I am not a particularly religious person. My "faith" is amorphous at best and shifts traditions regularly. But I do believe in listening to the universe. Whether it's the universe talking or my (our) incessant need to find patterns in the random doesn't really matter. The messages come in odd places -- babbling brooks, burning bushes, breath, subway posters next to sidewalk cracks, and sometimes (why not?) a single moment in an otherwise not very good film

Your found image here is beautiful and I love the annotations. And yes, oh yes, let us continue to challenge and move beyond reductive dualisms.

ArtSparker said...

Bungy - I'll buy that, plus, bonus, I don't have to see the movie.

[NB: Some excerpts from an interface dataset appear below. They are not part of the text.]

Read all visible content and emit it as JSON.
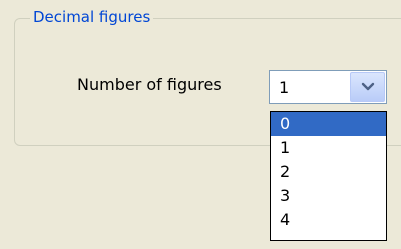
{
  "group": {
    "title": "Decimal figures"
  },
  "field": {
    "label": "Number of figures",
    "selected_value": "1"
  },
  "dropdown": {
    "options": [
      "0",
      "1",
      "2",
      "3",
      "4"
    ],
    "highlighted_option": "0"
  },
  "icons": {
    "dropdown_button": "chevron-down-icon"
  },
  "colors": {
    "legend_text": "#0046d5",
    "selection_background": "#316ac5",
    "selection_text": "#ffffff",
    "dialog_background": "#ece9d8"
  }
}
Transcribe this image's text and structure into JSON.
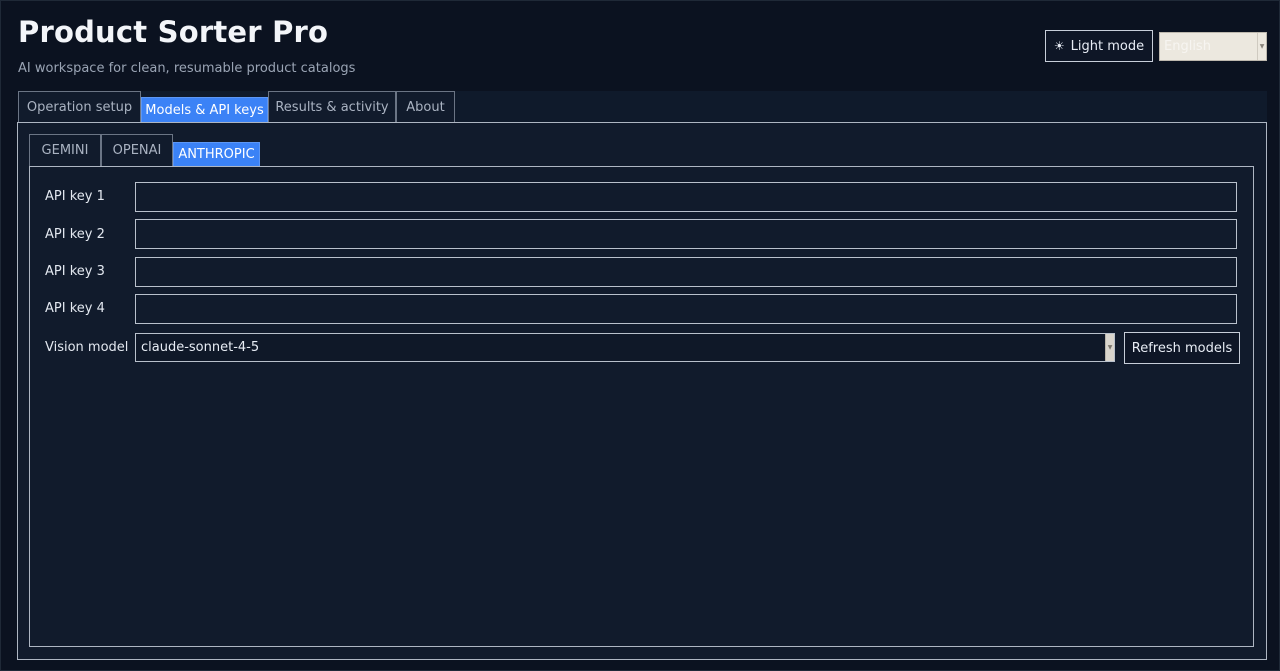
{
  "header": {
    "title": "Product Sorter Pro",
    "subtitle": "AI workspace for clean, resumable product catalogs",
    "theme_icon": "sun-icon",
    "theme_glyph": "☀",
    "theme_label": "Light mode",
    "language_selected": "English"
  },
  "main_tabs": [
    {
      "label": "Operation setup"
    },
    {
      "label": "Models & API keys",
      "active": true
    },
    {
      "label": "Results & activity"
    },
    {
      "label": "About"
    }
  ],
  "provider_tabs": [
    {
      "label": "GEMINI"
    },
    {
      "label": "OPENAI"
    },
    {
      "label": "ANTHROPIC",
      "active": true
    }
  ],
  "form": {
    "api_keys": [
      {
        "label": "API key 1",
        "value": ""
      },
      {
        "label": "API key 2",
        "value": ""
      },
      {
        "label": "API key 3",
        "value": ""
      },
      {
        "label": "API key 4",
        "value": ""
      }
    ],
    "vision_model_label": "Vision model",
    "vision_model_value": "claude-sonnet-4-5",
    "refresh_label": "Refresh models"
  },
  "colors": {
    "background": "#0b1220",
    "panel": "#111b2c",
    "accent": "#3b82f6"
  }
}
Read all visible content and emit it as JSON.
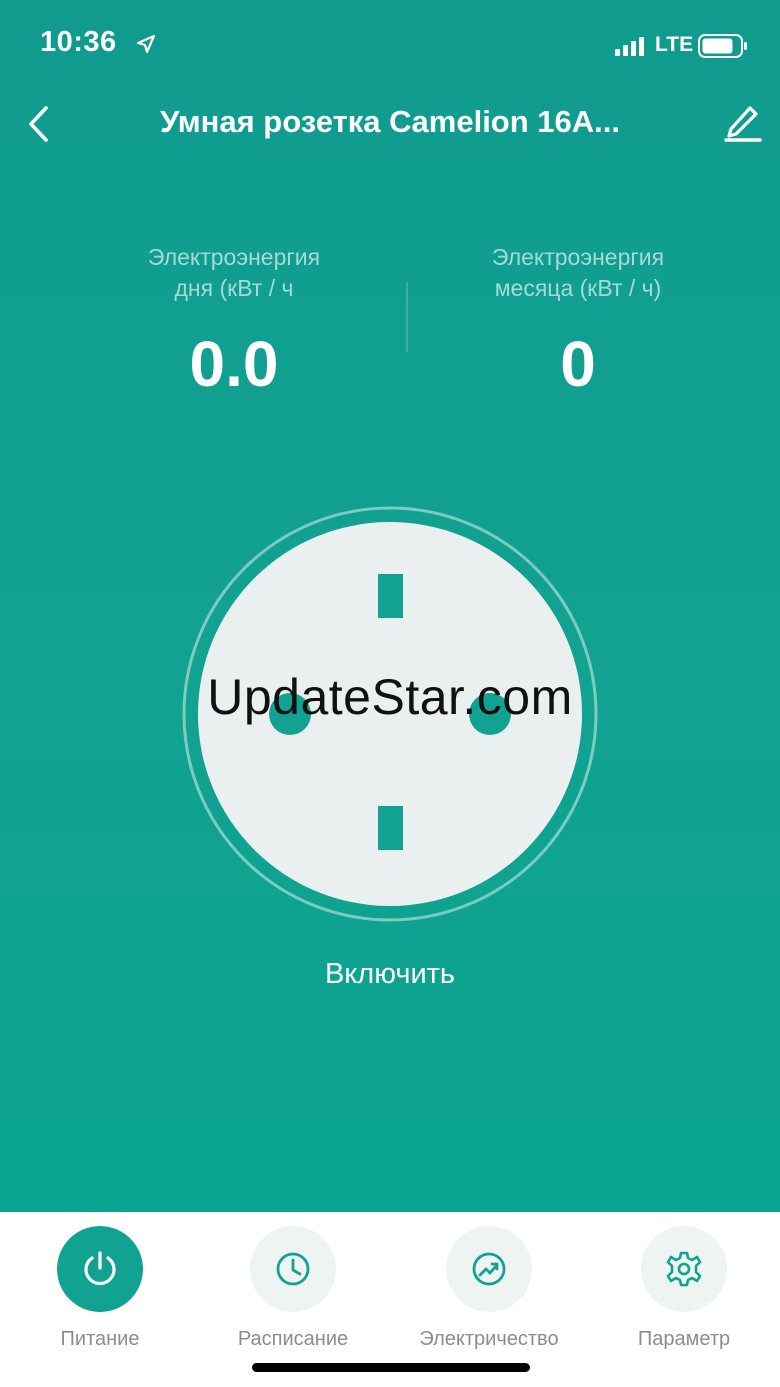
{
  "status_bar": {
    "time": "10:36",
    "network": "LTE"
  },
  "header": {
    "title": "Умная розетка Camelion 16A..."
  },
  "energy": {
    "day": {
      "label_line1": "Электроэнергия",
      "label_line2": "дня (кВт / ч",
      "value": "0.0"
    },
    "month": {
      "label_line1": "Электроэнергия",
      "label_line2": "месяца (кВт / ч)",
      "value": "0"
    }
  },
  "power": {
    "label": "Включить"
  },
  "watermark": "UpdateStar.com",
  "nav": {
    "items": [
      {
        "label": "Питание",
        "icon": "power-icon"
      },
      {
        "label": "Расписание",
        "icon": "clock-icon"
      },
      {
        "label": "Электричество",
        "icon": "chart-icon"
      },
      {
        "label": "Параметр",
        "icon": "gear-icon"
      }
    ]
  },
  "colors": {
    "accent": "#12a291",
    "socket_face": "#eaf0ef",
    "nav_inactive_bg": "#eef4f2"
  }
}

Thanks for that thoughtful comment.

Poet in Residence said...

Bungy 32, I'm inspired by your comment. I will blog.

ArtSparker said...

I just want to say...

Chuffed by the interchanges here.

Poet in Residence said...

Bungy 32, It's done in record time. It's called The Roman Coin.

ArtSparker said...

grrl - see also under The Who's "Behind blue eyes".

He, it's the Anglos that are causing all the trouble...

Dominic Rivron said...

A great film! I can still see that row of mounds, each with a sword stuck in the top.

Fresca said...

Ooh,, what a fun bunch of comments! Who knew Manichaeism was such a hot topic!

Can't wait to read what you have to say about "Seven Samurai" Susan!

After being so disappointed in "Avatar,"
I got thinking about movies about warriors that do the subject justice,
and I thought of "Seven Samurai":

the warrior, in proper balance, serves society;
out of balance, society serves the warrior.